RECORDS SUPPLIED:
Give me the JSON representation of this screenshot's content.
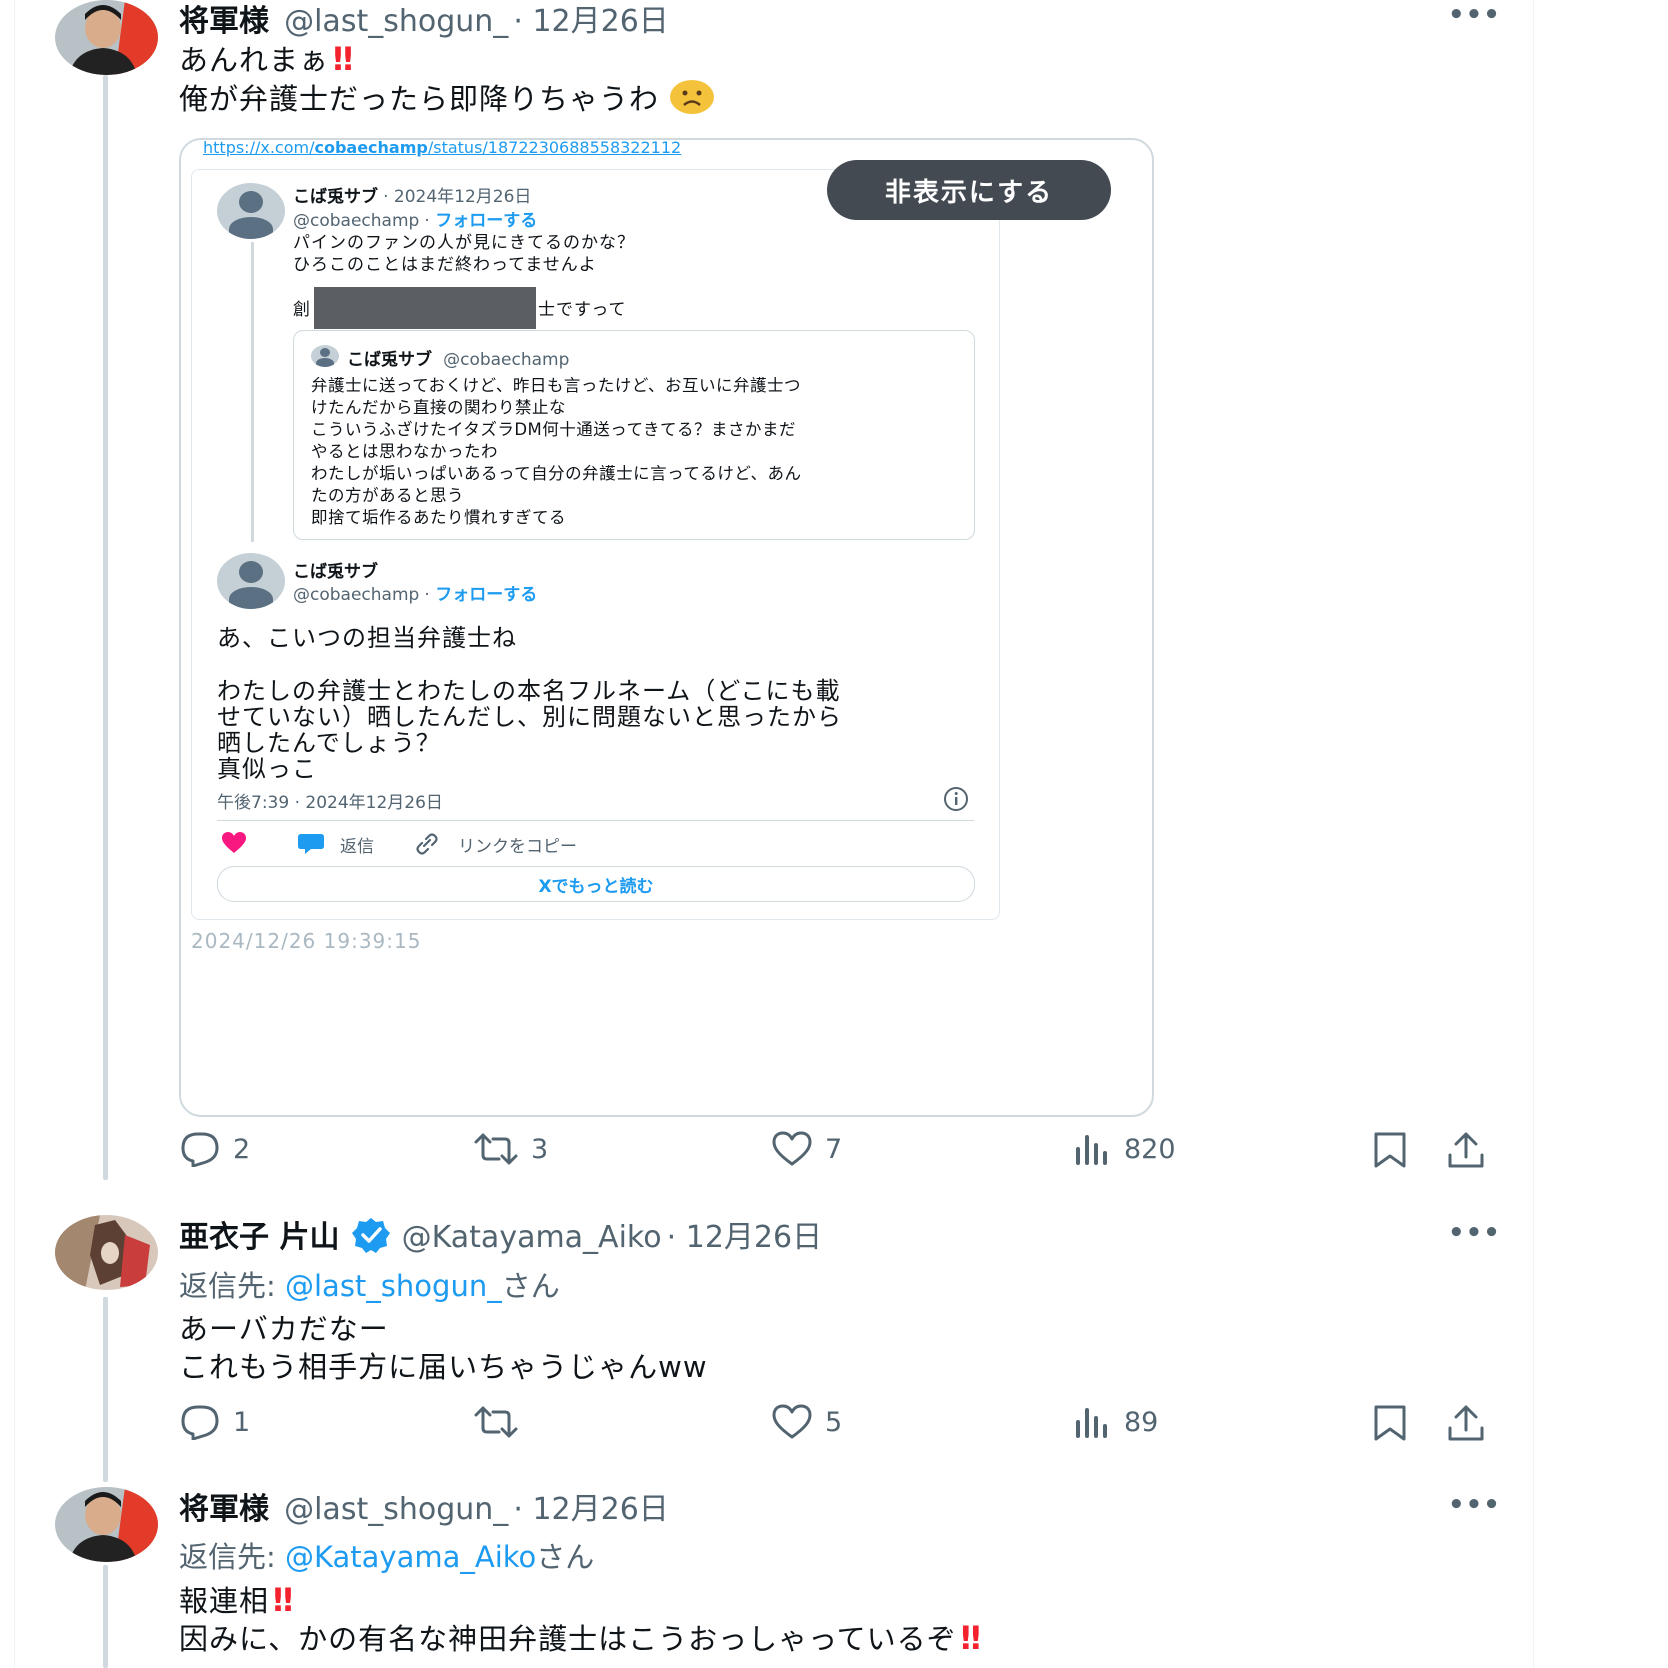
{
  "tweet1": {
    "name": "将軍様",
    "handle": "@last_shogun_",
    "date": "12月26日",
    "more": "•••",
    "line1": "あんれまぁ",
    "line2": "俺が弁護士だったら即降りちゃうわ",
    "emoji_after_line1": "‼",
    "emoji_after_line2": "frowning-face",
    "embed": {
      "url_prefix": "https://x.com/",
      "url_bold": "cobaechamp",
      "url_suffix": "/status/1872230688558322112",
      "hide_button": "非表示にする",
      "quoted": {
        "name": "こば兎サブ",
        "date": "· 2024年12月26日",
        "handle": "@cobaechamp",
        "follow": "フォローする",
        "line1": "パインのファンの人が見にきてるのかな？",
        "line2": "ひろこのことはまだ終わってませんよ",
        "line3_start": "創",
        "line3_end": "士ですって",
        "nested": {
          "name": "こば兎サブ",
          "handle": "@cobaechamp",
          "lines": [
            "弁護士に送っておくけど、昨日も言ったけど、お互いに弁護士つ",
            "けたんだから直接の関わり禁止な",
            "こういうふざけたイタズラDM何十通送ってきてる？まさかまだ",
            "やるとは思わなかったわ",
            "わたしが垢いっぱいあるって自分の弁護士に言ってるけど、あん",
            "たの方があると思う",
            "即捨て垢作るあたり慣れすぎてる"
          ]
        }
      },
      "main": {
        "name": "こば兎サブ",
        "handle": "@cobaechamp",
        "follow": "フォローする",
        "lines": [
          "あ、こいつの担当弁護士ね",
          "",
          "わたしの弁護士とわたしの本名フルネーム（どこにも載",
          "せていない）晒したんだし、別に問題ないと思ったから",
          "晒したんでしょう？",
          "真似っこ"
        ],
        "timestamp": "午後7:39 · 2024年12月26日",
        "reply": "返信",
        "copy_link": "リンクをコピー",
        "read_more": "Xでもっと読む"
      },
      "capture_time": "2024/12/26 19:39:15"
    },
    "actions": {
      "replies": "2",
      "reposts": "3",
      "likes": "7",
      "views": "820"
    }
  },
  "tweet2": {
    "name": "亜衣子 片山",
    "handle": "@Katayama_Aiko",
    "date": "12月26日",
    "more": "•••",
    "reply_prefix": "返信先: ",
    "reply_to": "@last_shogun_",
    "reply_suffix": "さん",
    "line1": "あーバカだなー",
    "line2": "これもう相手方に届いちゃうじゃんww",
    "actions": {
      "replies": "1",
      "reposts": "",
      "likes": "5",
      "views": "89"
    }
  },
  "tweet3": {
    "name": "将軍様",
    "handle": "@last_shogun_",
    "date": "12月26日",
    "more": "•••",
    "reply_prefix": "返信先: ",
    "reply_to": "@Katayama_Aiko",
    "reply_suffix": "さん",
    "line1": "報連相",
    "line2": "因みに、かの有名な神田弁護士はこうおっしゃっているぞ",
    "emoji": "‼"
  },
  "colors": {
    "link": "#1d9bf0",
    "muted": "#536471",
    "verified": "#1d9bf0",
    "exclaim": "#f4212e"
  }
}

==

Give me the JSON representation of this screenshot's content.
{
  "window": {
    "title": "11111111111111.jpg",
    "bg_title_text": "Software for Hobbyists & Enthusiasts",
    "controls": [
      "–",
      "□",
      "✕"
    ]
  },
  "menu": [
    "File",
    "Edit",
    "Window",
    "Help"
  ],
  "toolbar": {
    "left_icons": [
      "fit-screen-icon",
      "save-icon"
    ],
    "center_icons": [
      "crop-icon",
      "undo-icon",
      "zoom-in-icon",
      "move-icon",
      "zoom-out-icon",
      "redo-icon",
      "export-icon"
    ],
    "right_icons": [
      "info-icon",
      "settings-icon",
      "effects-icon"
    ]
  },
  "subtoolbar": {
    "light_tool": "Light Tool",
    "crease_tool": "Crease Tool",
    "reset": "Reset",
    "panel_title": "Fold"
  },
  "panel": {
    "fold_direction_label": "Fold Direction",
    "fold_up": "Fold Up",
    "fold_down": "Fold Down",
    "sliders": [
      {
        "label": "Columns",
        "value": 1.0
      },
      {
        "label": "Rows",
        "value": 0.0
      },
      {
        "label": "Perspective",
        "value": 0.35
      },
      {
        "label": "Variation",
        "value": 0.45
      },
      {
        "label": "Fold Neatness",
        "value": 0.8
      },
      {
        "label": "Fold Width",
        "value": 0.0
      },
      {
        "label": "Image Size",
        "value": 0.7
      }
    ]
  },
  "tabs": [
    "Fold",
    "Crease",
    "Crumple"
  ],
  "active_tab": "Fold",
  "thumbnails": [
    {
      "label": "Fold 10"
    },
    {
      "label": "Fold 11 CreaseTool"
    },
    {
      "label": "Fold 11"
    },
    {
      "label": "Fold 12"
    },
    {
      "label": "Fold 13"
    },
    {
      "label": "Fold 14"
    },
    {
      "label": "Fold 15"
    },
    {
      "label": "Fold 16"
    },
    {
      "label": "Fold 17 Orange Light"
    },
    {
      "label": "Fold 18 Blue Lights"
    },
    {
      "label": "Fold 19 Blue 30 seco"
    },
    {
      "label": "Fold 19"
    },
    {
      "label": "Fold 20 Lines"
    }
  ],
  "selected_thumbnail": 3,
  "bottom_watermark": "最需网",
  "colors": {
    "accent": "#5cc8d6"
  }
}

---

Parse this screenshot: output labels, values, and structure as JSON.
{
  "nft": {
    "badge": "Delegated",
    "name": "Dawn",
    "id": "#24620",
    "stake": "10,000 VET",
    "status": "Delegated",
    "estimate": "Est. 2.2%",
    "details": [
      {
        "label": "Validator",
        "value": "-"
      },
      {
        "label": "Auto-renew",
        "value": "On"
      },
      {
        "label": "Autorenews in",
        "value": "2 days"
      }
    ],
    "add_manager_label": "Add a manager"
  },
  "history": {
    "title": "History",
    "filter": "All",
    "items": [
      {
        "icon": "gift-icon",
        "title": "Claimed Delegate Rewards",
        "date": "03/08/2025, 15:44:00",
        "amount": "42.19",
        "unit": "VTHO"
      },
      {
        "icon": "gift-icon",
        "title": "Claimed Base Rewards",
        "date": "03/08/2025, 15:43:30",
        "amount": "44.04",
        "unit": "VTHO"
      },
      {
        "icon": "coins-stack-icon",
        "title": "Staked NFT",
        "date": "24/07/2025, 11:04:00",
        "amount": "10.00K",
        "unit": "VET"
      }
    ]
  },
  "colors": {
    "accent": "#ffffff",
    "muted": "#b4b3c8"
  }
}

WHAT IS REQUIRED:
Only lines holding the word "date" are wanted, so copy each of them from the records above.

ANSWER FOR THE TASK:
    "date": "12月26日",
        "date": "· 2024年12月26日",
    "date": "12月26日",
    "date": "12月26日",
        "date": "03/08/2025, 15:44:00",
        "date": "03/08/2025, 15:43:30",
        "date": "24/07/2025, 11:04:00",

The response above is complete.